Exercise objective
Reproduce each record exactly, but exclude every picture.

[Given information Boundary: Start]

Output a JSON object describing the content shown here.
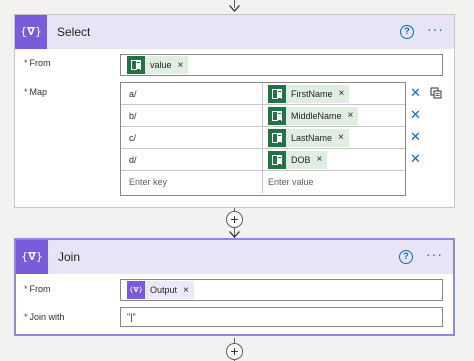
{
  "select": {
    "title": "Select",
    "icon": "{𝛁}",
    "help": "?",
    "more": "···",
    "from_label": "From",
    "from_token": "value",
    "map_label": "Map",
    "rows": [
      {
        "key": "a/",
        "value": "FirstName"
      },
      {
        "key": "b/",
        "value": "MiddleName"
      },
      {
        "key": "c/",
        "value": "LastName"
      },
      {
        "key": "d/",
        "value": "DOB"
      }
    ],
    "key_placeholder": "Enter key",
    "value_placeholder": "Enter value"
  },
  "join": {
    "title": "Join",
    "icon": "{𝛁}",
    "help": "?",
    "more": "···",
    "from_label": "From",
    "from_token": "Output",
    "joinwith_label": "Join with",
    "joinwith_value": "\"|\""
  },
  "colors": {
    "accent": "#7a5bd9",
    "link": "#0f6cbd",
    "excel": "#217346",
    "token_bg": "#dfeee0"
  }
}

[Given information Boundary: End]

Output of the exercise
Output a JSON object describing the content shown here.
{
  "select": {
    "title": "Select",
    "icon": "{𝛁}",
    "help": "?",
    "more": "···",
    "from_label": "From",
    "from_token": "value",
    "map_label": "Map",
    "rows": [
      {
        "key": "a/",
        "value": "FirstName"
      },
      {
        "key": "b/",
        "value": "MiddleName"
      },
      {
        "key": "c/",
        "value": "LastName"
      },
      {
        "key": "d/",
        "value": "DOB"
      }
    ],
    "key_placeholder": "Enter key",
    "value_placeholder": "Enter value"
  },
  "join": {
    "title": "Join",
    "icon": "{𝛁}",
    "help": "?",
    "more": "···",
    "from_label": "From",
    "from_token": "Output",
    "joinwith_label": "Join with",
    "joinwith_value": "\"|\""
  },
  "colors": {
    "accent": "#7a5bd9",
    "link": "#0f6cbd",
    "excel": "#217346",
    "token_bg": "#dfeee0"
  }
}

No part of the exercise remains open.